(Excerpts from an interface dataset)
-----

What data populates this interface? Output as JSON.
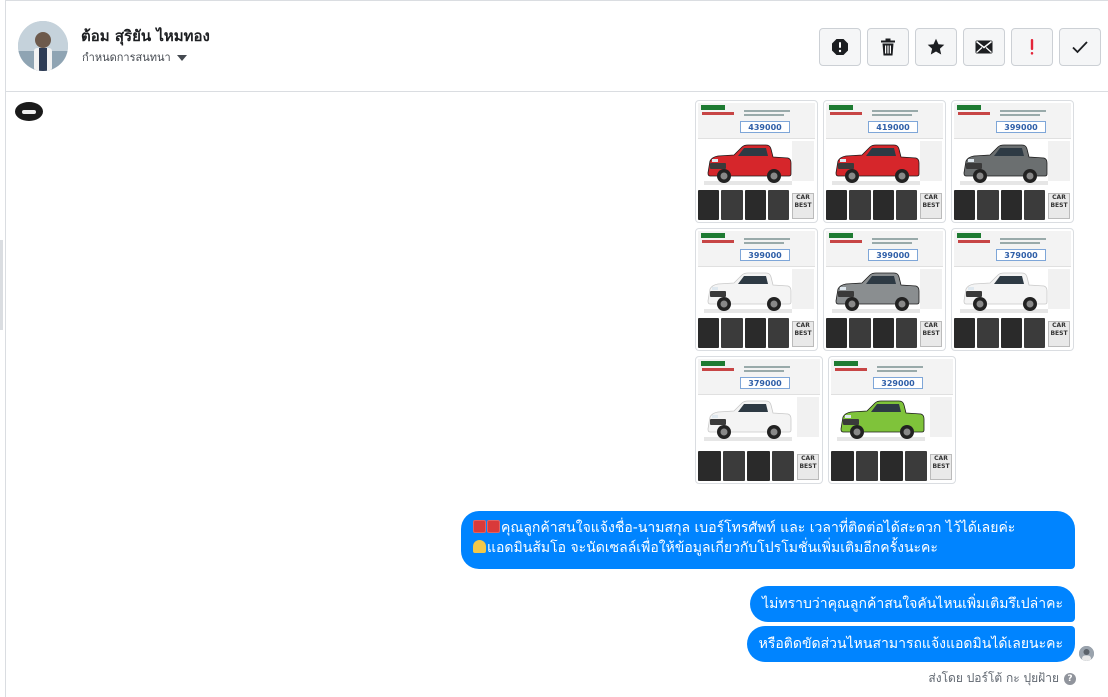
{
  "header": {
    "contact_name": "ต้อม สุริยัน ไหมทอง",
    "assign_label": "กำหนดการสนทนา",
    "actions": [
      {
        "name": "report-spam-icon",
        "color": "#1c1e21"
      },
      {
        "name": "trash-icon",
        "color": "#1c1e21"
      },
      {
        "name": "star-icon",
        "color": "#1c1e21"
      },
      {
        "name": "envelope-icon",
        "color": "#1c1e21"
      },
      {
        "name": "exclamation-icon",
        "color": "#e4253a"
      },
      {
        "name": "checkmark-icon",
        "color": "#1c1e21"
      }
    ]
  },
  "gallery": {
    "rows": [
      [
        {
          "price": "439000",
          "car_color": "#d6262b"
        },
        {
          "price": "419000",
          "car_color": "#d6262b"
        },
        {
          "price": "399000",
          "car_color": "#6b6f70"
        }
      ],
      [
        {
          "price": "399000",
          "car_color": "#f4f4f4"
        },
        {
          "price": "399000",
          "car_color": "#8a8e90"
        },
        {
          "price": "379000",
          "car_color": "#f4f4f4"
        }
      ],
      [
        {
          "price": "379000",
          "car_color": "#f4f4f4"
        },
        {
          "price": "329000",
          "car_color": "#7fc33a"
        }
      ]
    ],
    "seal_text": "CAR BEST"
  },
  "messages": [
    {
      "line1": "คุณลูกค้าสนใจแจ้งชื่อ-นามสกุล เบอร์โทรศัพท์ และ เวลาที่ติดต่อได้สะดวก ไว้ได้เลยค่ะ",
      "line2": "แอดมินส้มโอ จะนัดเซลล์เพื่อให้ข้อมูลเกี่ยวกับโปรโมชั่นเพิ่มเติมอีกครั้งนะคะ"
    },
    {
      "text": "ไม่ทราบว่าคุณลูกค้าสนใจคันไหนเพิ่มเติมรึเปล่าคะ"
    },
    {
      "text": "หรือติดขัดส่วนไหนสามารถแจ้งแอดมินได้เลยนะคะ"
    }
  ],
  "footer": {
    "sent_by": "ส่งโดย ปอร์โต้ กะ ปุยฝ้าย",
    "help": "?"
  },
  "colors": {
    "bubble": "#0084ff",
    "border": "#dadde1"
  }
}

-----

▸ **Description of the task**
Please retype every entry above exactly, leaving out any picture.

▸ **The completed task**
What data populates this interface? Output as JSON.
{
  "header": {
    "contact_name": "ต้อม สุริยัน ไหมทอง",
    "assign_label": "กำหนดการสนทนา",
    "actions": [
      {
        "name": "report-spam-icon",
        "color": "#1c1e21"
      },
      {
        "name": "trash-icon",
        "color": "#1c1e21"
      },
      {
        "name": "star-icon",
        "color": "#1c1e21"
      },
      {
        "name": "envelope-icon",
        "color": "#1c1e21"
      },
      {
        "name": "exclamation-icon",
        "color": "#e4253a"
      },
      {
        "name": "checkmark-icon",
        "color": "#1c1e21"
      }
    ]
  },
  "gallery": {
    "rows": [
      [
        {
          "price": "439000",
          "car_color": "#d6262b"
        },
        {
          "price": "419000",
          "car_color": "#d6262b"
        },
        {
          "price": "399000",
          "car_color": "#6b6f70"
        }
      ],
      [
        {
          "price": "399000",
          "car_color": "#f4f4f4"
        },
        {
          "price": "399000",
          "car_color": "#8a8e90"
        },
        {
          "price": "379000",
          "car_color": "#f4f4f4"
        }
      ],
      [
        {
          "price": "379000",
          "car_color": "#f4f4f4"
        },
        {
          "price": "329000",
          "car_color": "#7fc33a"
        }
      ]
    ],
    "seal_text": "CAR BEST"
  },
  "messages": [
    {
      "line1": "คุณลูกค้าสนใจแจ้งชื่อ-นามสกุล เบอร์โทรศัพท์ และ เวลาที่ติดต่อได้สะดวก ไว้ได้เลยค่ะ",
      "line2": "แอดมินส้มโอ จะนัดเซลล์เพื่อให้ข้อมูลเกี่ยวกับโปรโมชั่นเพิ่มเติมอีกครั้งนะคะ"
    },
    {
      "text": "ไม่ทราบว่าคุณลูกค้าสนใจคันไหนเพิ่มเติมรึเปล่าคะ"
    },
    {
      "text": "หรือติดขัดส่วนไหนสามารถแจ้งแอดมินได้เลยนะคะ"
    }
  ],
  "footer": {
    "sent_by": "ส่งโดย ปอร์โต้ กะ ปุยฝ้าย",
    "help": "?"
  },
  "colors": {
    "bubble": "#0084ff",
    "border": "#dadde1"
  }
}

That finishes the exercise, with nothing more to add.